Dairy farmers, and particularly Holstein breeders, have become familiar with recessive genes and haplotype conditions in recent decades. Though they may take time to discover, they can become fairly straightforward to account for in a breeding program when there are clear phenotypes, accessible testing, and an understanding of its development.
Research is helping early onset muscle weakness, or what was previously referred to as calf recumbency, get to that point, too, but there are still many unknowns and complexities that are making the condition different from other recessives that have been discovered. For one, phenotypic expression can vary widely between affected animals.
“The main hallmark is that these calves look perfectly normal except for the fact that they just can’t stand,” described Chad Dechow on a Hoard’s Dairyman “Herd It Here” podcast. But he continued to explain that sometimes calves can’t stand up from birth, other times they may be fine for a few days and then go down, and still others may not be able to stand initially but then recover. It will manifest sometime in the first few weeks of a calf’s life. “In this case, it’s a little more varied what we get, so that makes it a little trickier,” noted the associate professor of dairy cattle genetics at Penn State, who is one of the researchers working on understanding the condition.
He was brought into the evaluation when a farm had several calves that couldn’t stand up. Having exhausted all metabolic concerns, their veterinarians came to Dechow to see if it could be a genetic issue. He explained that after extensive genotyping of the affected calves as well as their normal relatives, they found a region of two million base pairs on chromosome 16 that was mutated. However, this mutation wasn’t expressed 100% of the time in carriers.

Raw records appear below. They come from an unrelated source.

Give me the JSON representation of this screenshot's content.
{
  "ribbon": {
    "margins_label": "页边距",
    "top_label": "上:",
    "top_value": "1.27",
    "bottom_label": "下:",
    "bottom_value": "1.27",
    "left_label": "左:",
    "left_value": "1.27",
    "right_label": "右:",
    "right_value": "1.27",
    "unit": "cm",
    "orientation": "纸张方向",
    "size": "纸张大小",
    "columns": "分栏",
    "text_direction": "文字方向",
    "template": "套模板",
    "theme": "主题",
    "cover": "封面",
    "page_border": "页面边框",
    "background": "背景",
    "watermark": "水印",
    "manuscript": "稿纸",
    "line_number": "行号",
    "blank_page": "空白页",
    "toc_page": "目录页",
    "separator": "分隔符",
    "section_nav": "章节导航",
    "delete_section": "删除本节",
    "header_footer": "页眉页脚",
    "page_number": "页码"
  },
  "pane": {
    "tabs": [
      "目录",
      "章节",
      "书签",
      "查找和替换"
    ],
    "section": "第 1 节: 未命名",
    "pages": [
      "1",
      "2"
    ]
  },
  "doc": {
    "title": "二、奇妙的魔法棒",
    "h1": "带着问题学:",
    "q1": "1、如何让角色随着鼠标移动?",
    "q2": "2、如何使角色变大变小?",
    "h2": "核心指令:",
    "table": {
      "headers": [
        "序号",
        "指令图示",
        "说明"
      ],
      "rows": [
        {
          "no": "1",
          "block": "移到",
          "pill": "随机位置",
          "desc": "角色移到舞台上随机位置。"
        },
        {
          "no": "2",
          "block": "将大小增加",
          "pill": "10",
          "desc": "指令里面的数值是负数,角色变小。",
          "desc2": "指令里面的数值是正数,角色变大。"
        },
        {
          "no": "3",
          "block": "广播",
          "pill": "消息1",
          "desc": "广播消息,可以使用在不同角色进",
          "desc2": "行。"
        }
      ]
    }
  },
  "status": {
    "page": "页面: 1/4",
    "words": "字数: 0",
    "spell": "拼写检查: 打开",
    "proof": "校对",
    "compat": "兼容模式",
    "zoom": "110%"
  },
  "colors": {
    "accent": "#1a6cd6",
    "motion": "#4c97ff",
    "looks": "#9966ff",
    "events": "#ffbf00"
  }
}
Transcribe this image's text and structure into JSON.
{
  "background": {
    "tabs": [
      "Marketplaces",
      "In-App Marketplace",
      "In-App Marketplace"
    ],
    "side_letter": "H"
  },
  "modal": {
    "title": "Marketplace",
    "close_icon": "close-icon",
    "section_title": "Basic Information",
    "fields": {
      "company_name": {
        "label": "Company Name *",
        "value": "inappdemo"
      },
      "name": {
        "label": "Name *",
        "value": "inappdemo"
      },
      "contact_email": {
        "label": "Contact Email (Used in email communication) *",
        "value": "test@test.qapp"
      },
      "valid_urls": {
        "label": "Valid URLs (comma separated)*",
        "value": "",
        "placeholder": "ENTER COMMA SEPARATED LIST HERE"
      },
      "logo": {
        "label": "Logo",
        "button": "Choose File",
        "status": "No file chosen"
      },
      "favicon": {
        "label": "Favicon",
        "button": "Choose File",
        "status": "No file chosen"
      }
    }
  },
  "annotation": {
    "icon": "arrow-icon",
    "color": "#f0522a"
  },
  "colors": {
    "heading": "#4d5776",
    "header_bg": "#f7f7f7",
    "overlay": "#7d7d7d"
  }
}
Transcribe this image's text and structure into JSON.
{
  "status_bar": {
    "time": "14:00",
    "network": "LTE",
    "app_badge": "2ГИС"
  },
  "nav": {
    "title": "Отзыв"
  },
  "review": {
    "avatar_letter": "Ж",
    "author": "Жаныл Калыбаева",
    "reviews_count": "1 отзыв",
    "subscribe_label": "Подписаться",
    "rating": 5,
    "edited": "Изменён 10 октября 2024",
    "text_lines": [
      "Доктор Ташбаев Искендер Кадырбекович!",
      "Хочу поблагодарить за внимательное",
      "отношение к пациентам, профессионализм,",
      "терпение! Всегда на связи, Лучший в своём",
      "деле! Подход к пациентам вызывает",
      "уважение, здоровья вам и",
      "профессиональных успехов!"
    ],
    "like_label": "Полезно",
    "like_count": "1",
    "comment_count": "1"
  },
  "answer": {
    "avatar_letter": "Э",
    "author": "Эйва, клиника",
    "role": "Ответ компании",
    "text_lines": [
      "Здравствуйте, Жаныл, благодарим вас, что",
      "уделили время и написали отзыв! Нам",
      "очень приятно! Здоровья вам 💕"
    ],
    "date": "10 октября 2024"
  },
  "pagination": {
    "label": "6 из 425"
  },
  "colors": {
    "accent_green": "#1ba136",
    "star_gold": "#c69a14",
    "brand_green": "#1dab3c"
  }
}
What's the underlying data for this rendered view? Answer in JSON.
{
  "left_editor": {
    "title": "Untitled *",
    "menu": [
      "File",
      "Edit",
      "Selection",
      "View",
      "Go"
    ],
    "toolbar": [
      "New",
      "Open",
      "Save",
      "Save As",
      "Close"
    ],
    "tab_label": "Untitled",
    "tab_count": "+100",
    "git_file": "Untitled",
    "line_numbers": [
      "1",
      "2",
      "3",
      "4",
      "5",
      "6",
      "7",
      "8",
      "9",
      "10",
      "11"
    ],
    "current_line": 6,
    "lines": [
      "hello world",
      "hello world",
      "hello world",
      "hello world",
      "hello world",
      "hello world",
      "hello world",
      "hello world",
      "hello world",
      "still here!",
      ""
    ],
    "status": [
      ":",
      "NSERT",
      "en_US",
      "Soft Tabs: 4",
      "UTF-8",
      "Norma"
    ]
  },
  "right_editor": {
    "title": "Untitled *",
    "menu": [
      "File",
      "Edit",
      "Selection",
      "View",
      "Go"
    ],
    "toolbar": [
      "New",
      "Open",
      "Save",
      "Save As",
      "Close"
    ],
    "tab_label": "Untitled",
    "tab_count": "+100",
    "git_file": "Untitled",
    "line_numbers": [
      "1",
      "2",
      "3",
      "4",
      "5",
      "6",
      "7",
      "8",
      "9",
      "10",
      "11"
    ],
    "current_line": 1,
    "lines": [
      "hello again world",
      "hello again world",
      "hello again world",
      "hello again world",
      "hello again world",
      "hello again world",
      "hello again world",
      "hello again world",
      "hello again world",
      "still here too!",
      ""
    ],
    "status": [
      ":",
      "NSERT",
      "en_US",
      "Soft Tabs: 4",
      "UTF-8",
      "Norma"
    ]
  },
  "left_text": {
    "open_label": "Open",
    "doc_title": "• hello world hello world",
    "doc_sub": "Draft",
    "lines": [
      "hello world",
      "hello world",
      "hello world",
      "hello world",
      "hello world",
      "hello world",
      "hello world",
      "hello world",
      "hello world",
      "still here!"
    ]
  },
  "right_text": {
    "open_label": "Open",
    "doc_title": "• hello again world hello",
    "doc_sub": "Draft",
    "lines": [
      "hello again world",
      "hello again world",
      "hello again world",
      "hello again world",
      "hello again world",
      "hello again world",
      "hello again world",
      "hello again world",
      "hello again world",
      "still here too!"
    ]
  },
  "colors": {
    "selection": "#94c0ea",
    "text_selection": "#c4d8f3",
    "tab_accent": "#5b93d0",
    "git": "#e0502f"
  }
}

“We had some evidence that this was not quite as simple as some other genetic recessives,” Dechow explained. Instead, the mutation expresses incomplete penetrance. He likened it to breeding a Red and White Holstein to another Red and White Holstein and only getting a Red and White calf 80% of the time.
“Basically, incomplete penetrance means you have the genetics that underlie the condition, but for some reason, not everybody expresses it,” he continued. “And we don’t know why this happens. We have looked hard, but we haven’t found evidence of another gene’s involvement at this point.”
That also contributes to why affected calves express the condition differently. Broadly, the mutation prevents calcium channels in the muscle from forming properly. Without sufficient calcium, the muscle can’t contract to allow the animal to stand up. When the mutation is expressed differently, it could affect the channels to different degrees.
Dechow shared that the prevalence of this mutation in the Holstein breed looks to be about 5%. But since a calf seems to need two copies to have the condition, only two or three calves out of every 1,000 would be homozygous, he said. And only one or two of those calves would actually express the condition in some way.
However, it is concentrated in certain cow families, so it will not affect every farm the same. To avoid it, farmers now have access to genetic testing information. “At this point, all the bull studs are testing all their bulls for this condition,” Dechow said. Not using carrier bulls is the best way to limit the spread, but if one of those bulls is desirable for other reasons, Dechow advised testing females to prevent a homozygous mating.
There is still much to be learned about early onset muscle weakness. But largely, farmers are gaining the tools to be vigilant in their mating decisions and calf care so it doesn’t become a problem in their herd, and that will help limit its damage on the industry, too.